Noted Kashmiri writer and poet Ghulam Nabi Khayal has joined the bandwagon of authors returning their Sahitya Akademi awards, saying minorities in the country today feel “unsafe and threatened”.

punjab Updated: Oct 12, 2015 16:42 IST
Toufiq Rashid
Toufiq Rashid
Hindustan Times
Ghulam Nabi Khayal,Sahitya Akademi award,Kashmiri writer
Noted Kashmiri writer and poet Ghulam Nabi Khayal(Photo courtesy-Facebook page)

Noted Kashmiri writer and senior journalist Ghulam Nabi Khayal has joined the string of writers who have announced to return their Sahitya Akademi awards in protest against “growing attacks on minorities” in the country.

“What has happened in the last one year since the new government came to power didn’t happen in the last 60 years,” Khayal, who won the award in 1995 for a Kashmiri book “Gashik Minar” (pillars of light), told HT on Monday.

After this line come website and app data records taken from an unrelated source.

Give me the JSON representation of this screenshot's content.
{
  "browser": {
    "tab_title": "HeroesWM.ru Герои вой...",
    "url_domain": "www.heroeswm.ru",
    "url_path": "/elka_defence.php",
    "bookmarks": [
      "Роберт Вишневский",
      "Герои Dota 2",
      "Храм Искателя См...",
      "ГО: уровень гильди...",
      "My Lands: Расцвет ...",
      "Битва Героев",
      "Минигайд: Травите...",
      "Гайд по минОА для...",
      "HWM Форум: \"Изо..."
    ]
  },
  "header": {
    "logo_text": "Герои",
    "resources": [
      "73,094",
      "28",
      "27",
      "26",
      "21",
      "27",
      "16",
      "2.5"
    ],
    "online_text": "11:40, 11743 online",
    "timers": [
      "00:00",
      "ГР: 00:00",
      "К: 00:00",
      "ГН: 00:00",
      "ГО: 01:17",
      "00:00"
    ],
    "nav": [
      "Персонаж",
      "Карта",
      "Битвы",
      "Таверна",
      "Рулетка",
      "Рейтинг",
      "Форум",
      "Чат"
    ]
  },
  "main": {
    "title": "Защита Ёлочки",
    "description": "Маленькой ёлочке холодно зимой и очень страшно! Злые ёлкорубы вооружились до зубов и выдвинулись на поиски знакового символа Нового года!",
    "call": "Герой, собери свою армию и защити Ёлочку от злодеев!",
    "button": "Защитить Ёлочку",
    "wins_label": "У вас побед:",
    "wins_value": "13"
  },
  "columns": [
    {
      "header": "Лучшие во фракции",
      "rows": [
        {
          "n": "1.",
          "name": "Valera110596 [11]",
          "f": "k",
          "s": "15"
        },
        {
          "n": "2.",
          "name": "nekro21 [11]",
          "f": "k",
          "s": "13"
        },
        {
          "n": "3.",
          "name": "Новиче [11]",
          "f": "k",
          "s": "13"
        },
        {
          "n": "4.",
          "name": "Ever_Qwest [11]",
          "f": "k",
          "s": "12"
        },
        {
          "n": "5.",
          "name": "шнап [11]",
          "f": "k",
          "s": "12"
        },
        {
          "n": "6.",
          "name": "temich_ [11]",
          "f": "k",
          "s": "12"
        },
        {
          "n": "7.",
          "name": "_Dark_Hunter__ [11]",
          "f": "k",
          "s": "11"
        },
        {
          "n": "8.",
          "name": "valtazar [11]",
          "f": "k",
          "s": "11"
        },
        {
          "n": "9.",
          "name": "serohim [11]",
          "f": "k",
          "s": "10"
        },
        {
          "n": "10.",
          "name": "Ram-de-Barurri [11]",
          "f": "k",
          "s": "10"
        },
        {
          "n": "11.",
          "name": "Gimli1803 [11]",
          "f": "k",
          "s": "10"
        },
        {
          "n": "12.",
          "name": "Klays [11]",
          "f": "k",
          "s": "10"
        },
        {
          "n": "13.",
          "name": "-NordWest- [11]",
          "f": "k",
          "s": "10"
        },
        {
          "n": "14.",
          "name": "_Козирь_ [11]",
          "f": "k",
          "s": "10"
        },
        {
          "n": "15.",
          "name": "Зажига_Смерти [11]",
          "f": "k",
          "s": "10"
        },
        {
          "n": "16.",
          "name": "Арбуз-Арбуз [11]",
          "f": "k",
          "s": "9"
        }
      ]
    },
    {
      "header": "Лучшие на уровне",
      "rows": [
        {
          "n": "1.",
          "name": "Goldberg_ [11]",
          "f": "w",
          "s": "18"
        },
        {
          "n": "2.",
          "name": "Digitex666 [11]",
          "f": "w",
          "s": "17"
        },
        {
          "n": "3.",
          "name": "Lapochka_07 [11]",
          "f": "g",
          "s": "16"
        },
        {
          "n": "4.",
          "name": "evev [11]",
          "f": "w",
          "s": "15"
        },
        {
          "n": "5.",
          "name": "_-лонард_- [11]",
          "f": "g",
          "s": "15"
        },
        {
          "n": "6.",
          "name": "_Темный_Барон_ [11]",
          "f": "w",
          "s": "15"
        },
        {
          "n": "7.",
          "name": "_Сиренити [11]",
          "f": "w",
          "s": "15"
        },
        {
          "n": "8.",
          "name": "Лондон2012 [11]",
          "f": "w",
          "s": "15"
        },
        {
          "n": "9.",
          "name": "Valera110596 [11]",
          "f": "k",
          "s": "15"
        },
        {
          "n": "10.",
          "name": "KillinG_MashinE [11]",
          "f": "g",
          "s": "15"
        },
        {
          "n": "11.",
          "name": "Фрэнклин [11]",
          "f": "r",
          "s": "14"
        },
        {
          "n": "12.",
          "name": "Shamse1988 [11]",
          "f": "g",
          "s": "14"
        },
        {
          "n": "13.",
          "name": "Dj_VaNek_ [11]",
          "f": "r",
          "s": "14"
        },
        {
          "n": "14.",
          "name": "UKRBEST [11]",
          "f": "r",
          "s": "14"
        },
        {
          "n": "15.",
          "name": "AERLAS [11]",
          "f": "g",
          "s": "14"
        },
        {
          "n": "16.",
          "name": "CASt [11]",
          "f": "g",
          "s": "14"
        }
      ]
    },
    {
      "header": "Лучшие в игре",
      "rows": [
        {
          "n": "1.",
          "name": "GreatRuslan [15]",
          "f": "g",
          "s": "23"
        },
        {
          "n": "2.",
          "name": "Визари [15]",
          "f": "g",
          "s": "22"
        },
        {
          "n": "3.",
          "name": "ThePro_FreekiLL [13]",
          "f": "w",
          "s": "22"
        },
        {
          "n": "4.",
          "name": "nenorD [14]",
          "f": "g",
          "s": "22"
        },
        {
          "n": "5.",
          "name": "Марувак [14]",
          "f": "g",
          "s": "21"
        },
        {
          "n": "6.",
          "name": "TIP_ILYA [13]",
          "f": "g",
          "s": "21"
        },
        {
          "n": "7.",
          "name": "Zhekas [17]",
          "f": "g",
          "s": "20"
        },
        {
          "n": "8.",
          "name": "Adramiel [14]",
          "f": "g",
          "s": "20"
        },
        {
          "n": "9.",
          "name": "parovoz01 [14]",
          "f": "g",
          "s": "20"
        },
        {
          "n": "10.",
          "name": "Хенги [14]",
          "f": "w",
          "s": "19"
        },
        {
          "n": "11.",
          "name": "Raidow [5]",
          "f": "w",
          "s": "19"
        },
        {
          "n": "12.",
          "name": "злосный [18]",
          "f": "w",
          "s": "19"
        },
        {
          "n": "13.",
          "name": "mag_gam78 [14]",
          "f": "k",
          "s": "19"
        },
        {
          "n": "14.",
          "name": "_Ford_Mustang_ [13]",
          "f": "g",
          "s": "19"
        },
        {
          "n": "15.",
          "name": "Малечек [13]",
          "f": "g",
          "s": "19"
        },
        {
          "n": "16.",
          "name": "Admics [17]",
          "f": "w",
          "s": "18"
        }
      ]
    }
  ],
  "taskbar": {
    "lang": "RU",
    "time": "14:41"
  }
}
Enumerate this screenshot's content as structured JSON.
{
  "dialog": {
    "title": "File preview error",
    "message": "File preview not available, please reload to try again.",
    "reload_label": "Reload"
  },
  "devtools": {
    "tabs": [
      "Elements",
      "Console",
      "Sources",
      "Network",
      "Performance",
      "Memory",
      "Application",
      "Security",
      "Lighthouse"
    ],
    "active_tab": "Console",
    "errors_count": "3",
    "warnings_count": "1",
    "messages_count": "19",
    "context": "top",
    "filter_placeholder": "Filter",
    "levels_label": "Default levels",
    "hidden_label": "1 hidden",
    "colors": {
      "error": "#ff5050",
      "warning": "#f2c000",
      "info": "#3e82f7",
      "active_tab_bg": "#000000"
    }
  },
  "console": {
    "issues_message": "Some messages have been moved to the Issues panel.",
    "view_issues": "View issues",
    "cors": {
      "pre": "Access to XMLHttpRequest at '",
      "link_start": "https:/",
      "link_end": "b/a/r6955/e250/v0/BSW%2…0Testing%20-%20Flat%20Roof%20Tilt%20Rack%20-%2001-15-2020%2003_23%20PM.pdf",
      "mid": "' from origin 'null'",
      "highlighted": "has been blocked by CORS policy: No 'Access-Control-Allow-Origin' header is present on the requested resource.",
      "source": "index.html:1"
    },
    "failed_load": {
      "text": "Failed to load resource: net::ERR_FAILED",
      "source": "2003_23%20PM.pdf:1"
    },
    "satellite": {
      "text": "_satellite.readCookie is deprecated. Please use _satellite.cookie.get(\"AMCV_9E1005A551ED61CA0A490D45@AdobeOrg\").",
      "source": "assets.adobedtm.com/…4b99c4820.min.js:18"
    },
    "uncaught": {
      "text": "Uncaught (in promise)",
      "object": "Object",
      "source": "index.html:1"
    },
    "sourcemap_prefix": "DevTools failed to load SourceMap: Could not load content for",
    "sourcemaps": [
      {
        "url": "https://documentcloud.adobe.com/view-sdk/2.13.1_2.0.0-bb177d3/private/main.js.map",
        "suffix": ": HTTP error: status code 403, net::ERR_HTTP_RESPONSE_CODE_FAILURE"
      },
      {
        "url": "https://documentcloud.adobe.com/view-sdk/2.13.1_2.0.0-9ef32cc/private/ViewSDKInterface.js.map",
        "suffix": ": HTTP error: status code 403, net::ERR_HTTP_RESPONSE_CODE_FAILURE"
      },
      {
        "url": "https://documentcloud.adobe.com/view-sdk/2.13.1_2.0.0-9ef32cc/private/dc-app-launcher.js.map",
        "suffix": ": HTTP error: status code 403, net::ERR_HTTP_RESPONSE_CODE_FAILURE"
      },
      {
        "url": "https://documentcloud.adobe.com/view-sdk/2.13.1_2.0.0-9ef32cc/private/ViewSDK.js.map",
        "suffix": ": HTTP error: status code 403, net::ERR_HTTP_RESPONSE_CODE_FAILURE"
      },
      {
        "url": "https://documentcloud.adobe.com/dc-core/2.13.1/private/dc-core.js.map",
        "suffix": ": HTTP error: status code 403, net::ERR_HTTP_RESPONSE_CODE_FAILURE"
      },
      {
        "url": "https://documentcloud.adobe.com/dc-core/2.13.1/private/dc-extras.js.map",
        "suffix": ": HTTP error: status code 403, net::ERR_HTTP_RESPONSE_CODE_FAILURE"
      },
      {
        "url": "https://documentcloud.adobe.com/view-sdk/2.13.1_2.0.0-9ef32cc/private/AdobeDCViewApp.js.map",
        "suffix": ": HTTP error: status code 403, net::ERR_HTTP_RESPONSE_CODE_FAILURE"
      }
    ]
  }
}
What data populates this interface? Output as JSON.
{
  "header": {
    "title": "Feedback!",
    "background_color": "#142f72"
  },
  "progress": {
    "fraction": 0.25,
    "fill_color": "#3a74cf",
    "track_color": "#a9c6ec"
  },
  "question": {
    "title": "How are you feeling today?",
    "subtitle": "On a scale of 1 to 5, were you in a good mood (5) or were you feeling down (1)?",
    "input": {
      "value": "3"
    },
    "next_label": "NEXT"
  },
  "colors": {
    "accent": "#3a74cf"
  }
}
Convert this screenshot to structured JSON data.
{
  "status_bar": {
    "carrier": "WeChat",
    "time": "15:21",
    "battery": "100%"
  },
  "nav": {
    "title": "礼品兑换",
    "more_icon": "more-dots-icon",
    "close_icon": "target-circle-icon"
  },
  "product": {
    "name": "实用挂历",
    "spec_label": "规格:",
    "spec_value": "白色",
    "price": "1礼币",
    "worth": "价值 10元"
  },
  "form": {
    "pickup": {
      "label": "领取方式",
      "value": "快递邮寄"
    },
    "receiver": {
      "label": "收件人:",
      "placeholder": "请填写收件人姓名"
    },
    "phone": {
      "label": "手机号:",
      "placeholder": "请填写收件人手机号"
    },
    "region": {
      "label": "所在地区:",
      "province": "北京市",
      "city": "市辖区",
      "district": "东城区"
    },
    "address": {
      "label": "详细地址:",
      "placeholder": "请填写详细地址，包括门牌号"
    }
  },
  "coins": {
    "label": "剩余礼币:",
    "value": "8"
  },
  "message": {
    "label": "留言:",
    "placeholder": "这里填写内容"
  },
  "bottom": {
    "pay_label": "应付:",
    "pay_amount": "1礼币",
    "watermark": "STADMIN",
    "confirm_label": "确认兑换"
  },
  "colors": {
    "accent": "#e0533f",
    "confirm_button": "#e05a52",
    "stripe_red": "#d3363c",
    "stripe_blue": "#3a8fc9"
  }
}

“When have we heard that a person was stoned to death for rumours of eating beef. Such kind of barbarism is unheard of in todays time and age.”

Khayal announced the decision at a literary event in Srinagar on Monday. His decision puts the Kashmiri writer in the league of five eminent writers of India who decided to return the Akademi award in protest against “growing communalism” and attacks on writers and artists.

“Although communal violence took place but the incidents were always restricted to one place, now the atmosphere in the entire country has been vitiated . The right-wing led violence is spreading from one corner of the country to another,” Khayal said.

Khayal said artists, writers and musicians were being threatened, churches were attacked, and teaching of Urdu was banned in Karnataka.

“A singer like Ghulam Ali who is an international star hasn’t been allowed to perform in India,” Khayal said, adding that he could no longer, “as a conscientious writer”, watch all this happening “as a mute spectator”.

Khayal said other writers of the state were likely to join him, but said he will return the award even if he was alone.

“Minorities have never felt so insecure in this country before. Religious polarisation is happening in the entire India and Jammu and Kashmir is no exception. Free speech and religious identities are being threatened and Prime Minister of the country had not said anything even after churches were burnt and Muslims were killed,” he said.

First Published: Oct 12, 2015 13:02 IST